Tuesday, May 30, 2006

The right to stick your bloody nose in

A poster on a forum I visit was complaining that someone told her off for allowing her small child to mouth a balloon. When she argued about the danger-level, that person retorted angrily that as a paediatrician, she'd had to resuscitate kids who've choked on balloons. The OP seemed furious and distraught to be confronted in this manner.

~ Is it nobody else's business what you allow your child to do?
~ What right has someone to interfere in your parenting?
~ Where does social responsibility begin and end?
~ Do we look out for other people's children or do we keep our bloody noses out?
~ Is there a particular level of risk at which we should intervene?
~ And where is that line drawn?
~ Does being questioned on your behaviour as a parent automatically mean you're being foully judged?
~ Is every criticism a personal attack that deserves to be met with eff off, (as Lynne Truss alleges it has become in Talk to the Hand)?
~ Or can you phrase something in a such a way that it is non-confrontational/judgemental but still expresses concern and awareness of social responsibility?

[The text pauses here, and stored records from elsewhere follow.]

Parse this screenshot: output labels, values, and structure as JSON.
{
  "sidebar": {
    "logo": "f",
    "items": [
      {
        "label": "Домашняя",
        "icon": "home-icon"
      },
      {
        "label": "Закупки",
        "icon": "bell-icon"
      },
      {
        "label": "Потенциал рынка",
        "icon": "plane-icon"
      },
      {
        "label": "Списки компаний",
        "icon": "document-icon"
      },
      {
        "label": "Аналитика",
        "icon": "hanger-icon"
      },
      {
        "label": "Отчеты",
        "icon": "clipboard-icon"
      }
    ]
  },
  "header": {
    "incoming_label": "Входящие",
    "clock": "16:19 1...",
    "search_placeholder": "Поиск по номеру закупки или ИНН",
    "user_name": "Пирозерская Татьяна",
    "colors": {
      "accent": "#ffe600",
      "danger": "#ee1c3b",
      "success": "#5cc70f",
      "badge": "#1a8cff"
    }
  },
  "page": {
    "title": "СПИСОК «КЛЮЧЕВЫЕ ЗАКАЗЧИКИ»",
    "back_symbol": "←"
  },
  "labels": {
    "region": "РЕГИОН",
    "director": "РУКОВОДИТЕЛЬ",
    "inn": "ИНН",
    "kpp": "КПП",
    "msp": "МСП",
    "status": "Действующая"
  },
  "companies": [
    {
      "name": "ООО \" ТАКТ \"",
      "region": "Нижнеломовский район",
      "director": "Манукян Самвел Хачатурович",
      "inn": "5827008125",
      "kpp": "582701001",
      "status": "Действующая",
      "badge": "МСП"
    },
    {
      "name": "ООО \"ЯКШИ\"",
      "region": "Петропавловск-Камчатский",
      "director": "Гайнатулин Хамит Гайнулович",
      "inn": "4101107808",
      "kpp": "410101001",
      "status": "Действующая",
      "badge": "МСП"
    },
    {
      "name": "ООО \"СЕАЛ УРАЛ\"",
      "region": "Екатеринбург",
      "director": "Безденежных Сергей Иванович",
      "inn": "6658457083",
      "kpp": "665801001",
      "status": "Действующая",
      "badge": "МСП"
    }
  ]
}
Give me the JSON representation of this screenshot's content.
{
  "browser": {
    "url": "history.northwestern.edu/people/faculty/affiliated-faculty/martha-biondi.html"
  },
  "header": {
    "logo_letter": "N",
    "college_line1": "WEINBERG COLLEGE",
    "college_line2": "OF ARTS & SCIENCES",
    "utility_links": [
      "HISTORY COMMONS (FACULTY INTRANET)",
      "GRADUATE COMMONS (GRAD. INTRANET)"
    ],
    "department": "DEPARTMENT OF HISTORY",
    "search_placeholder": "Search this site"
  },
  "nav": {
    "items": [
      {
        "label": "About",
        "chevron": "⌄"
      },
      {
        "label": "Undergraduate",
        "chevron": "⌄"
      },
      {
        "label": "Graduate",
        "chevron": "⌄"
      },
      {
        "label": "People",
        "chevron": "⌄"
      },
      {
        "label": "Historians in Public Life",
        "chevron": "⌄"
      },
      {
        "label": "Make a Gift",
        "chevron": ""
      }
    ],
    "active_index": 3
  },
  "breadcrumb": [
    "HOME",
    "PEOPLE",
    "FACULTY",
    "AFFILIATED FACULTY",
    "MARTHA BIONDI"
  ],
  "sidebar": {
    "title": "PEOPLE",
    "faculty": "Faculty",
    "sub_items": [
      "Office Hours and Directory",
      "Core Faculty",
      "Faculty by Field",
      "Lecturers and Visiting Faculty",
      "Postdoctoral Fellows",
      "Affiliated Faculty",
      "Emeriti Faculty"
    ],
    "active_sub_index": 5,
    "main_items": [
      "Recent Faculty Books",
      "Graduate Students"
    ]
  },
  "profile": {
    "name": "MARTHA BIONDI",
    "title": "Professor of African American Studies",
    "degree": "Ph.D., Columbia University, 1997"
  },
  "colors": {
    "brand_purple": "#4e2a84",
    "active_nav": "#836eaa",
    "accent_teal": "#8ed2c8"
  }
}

When I see a small child trying to take some nuts, is it ok for me to say "Oh, is he allowed those?"

Should the answer be "Yeah, he can have them", would it be ok for me to follow up conversationally with "Oh, it's a worry about choking/the onset of nut allergy due to early exposure to them, isn't it?"
(if I phrased it better) or should I just keep my fricking mouth shut (and shoot laser beams from my eyes :P)? (I have a thing about allergens due to young Mr T :D).

Maybe the parent is fully informed and thinks the risks acceptable: but should we assume they are? But how patronising is it to assume they don't know?

Of course, most parents are hyper-sensitive to possible implications that they are doing badly by their children: I've some experience of being challenged in my parenting abilities, and it was devastating. :(

But can it be good for us to get a metaphorical slap round the chops to rethink the way we parent, once in a while?

What worries me at times about the emphasis on support and being non-judgemental on this particular website, is that perhaps it could allow that which is abnormal, cruel or simply badly-handled to seem ok and defensible.
(I'm not particularly thinking of balloons at this point :)). It's like the sites for anorexics which were on the news a while back for being supportive to the point of enabling and making anorexia 'normal' & even desirable. Surely it has to be ok to say: I think you handled that badly, I think there are other options, maybe you should try such-and-such?

I remember a possible troll starting a thread in which they claimed to have kept their 3 year old on the naughty stair for 6 hours (SIX, count 'em), into the night, over a piece of uneaten apple. If true, that was wrong and on the point of cruelty and stupidity. I guess it doesn't help anyone to say that was cruel and stupid, but I don't think glossing over the fact it was a bit of a mistake is all that helpful either.
Also, there's a thread that stays with me from a looonnng time ago, about someone who constructed a unclimbable side for their child's bed, so that he couldn't keep getting out of bed - it was wooden and bolted. Although it was painted nicely, from her account, (and I suppose it's not that far from having a cot with sides... Then again, a cot has sides to prevent the child rolling out of bed, for his/her safety)... Anyway, I was uncomfortable about it. Most people responded positively about it, as though it was a great idea, and weakly, I joined that kind of tack in a facetious way. But it still nags at me in the back of my mind - apart from the caging aspect of it - would they be able to get him out quickly if there was a fire? If he was scared and hiding in a rear corner of his bed, would they be able to reach him? I feel I should have asked about that, at least, but I didn't.

Saying these things doesn't mean I have never made a mistake with my kids, never lost my temper, never let a situation get out of hand, but I hope that I would accept where I have messed up and be ready to make amends.

Clearly people heaping blame upon my head and telling me how awful I am, would not help me. But are understanding and compassion wholly incompatible with criticism?

I suppose I'm talking about the difference between constructive criticism and the ripping someone to shreds kind.

1 comment:

Abby said...

Erm... difficult... all depends on the motivation of the critical voice, and why they are speaking out about your parenting. If it were a young single person who believes all children are scum, I would reject any advice they had whatever it was. Because there are people like that - small minded, heartless people who go to child friendly restaurants and then whine about the noise of children around them! Duh! And then if it were a parent speaking out, I might well stop and listen to what they say. But then I'm not all that defensive about my parenting skills, and am open to criticism. Some people are insecure and thus anything someone else says is assumed to be a personal attack.

Difficult question, there are no easy answers!